But, generally, how do you avoid those deus ex machina scenes in your fiction? You can do this by foreshadowing. You leave hints about solutions to that tricky scene or ending along the way in your story. Don’t make them too obvious, but clear enough so that at the end of that potentially impossible scene or at the conclusion of your work your audience will see how it all ties together and feel nothing but satisfaction as your hero triumphs.
In the James Bond movies there’s always a scene at the beginning with Q, the engineering mastermind of MI-6, in which he gives Bond a host of gadgets to use in his assignment. Invariably, Bond gets out of one after another impossible situation using those quirky devices. This may be a clunky example of foreshadowing, but you get the idea.
Use foreshadowing to extricate yourself from writing a deus ex machina scene. Your story will flow better and your readers will keep reading your work.
Your James Bond-like hero, in requisite tuxedo carrying his trusty Walther PPK, is trapped at the edge of a hundred foot cliff by half a dozen bad guys carrying automatic weapons. The suspense has reached its climax. We know he’s doomed.

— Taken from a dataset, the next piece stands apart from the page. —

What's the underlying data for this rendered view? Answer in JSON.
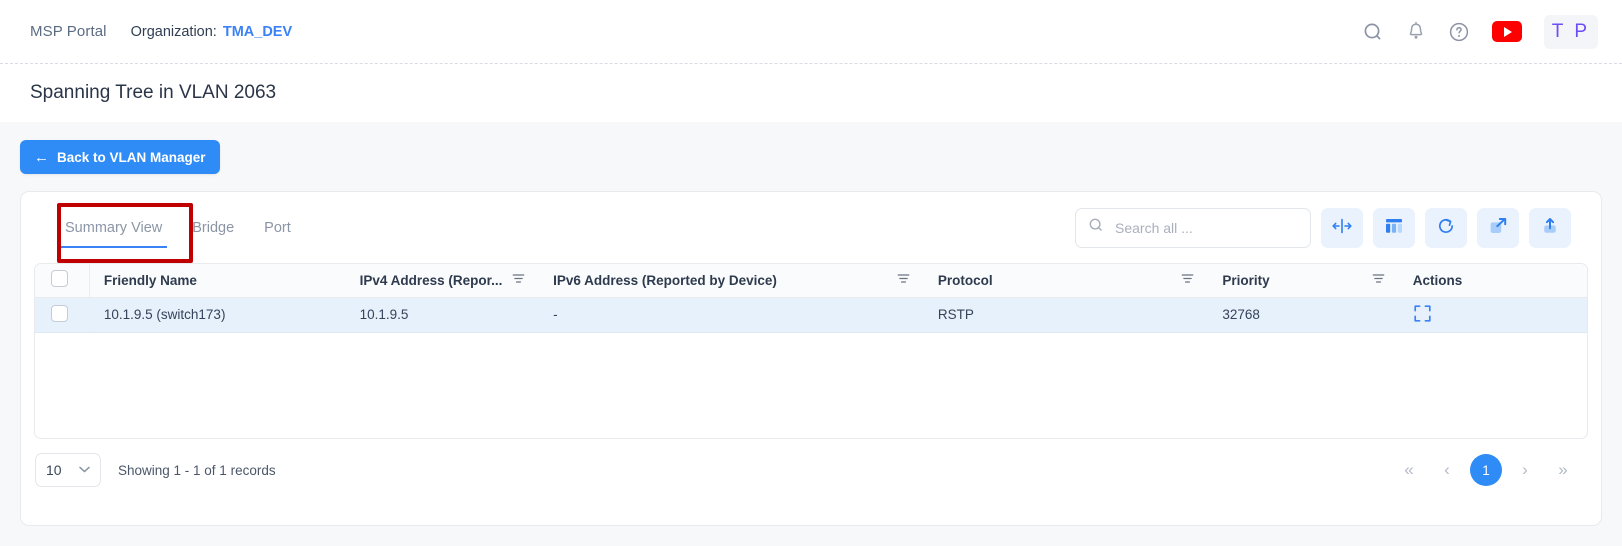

Just as the villains raise their weapons to make mincemeat of our hero a helicopter suddenly appears with guns blazing wiping out the evildoers and dropping a ladder on which our hero climbs on and rides victorious into the sunset. Wait…what?
If you wrote such an ending chances are your readers would feel cheated. After all, where did the helo come from? There was no previous scene where he arranged for a chopper rescue just at that key moment. And even if there was, how would he know the precise moment when the helicopter would arrive? Sorry, what we have is a deus ex machina moment.
What is deus ex machina? It’s a plot device in which your hero, placed in an impossible situation, is suddenly and usually dramatically and inexplicably rescued by some outside force.
The term deus ex machina is latin for “god from the machine”. It originated in the ancient Greek theater. The typical plot would involve the hero falling into an insolvable situation. Then, just in the nick of time, one of the “gods” would be lowered onto the stage by a rope and set into divinely solving all the hero’s problems. Everything would be wrapped up in a happy ending.
I recall a deus ex machina scene I wrote years ago. The hero was minding his own business in his kitchen when an assassin burst into his apartment brandishing a knife. They struggled. The hero was backed against a counter. A microwave oven was on the counter. Just as the villain was about to stab my hero, his elbow bumped the microwave, turning it on. The bad guy suddenly dropped dead. Unbeknownst to the hero and, more importantly, to the audience the villain had a pacemaker that was sensitive to microwaves. Ugh! Not very satisfying.
OK, in the interest of full disclosure, if you Google deus ex machina you’ll find several examples of famous authors using the plot device. But, it doesn’t mean it’s a good idea. Avoid those deus ex machina moments in your fiction and your audience will thank you.
Next time I’ll discuss how you can avoid those deus ex machina moments.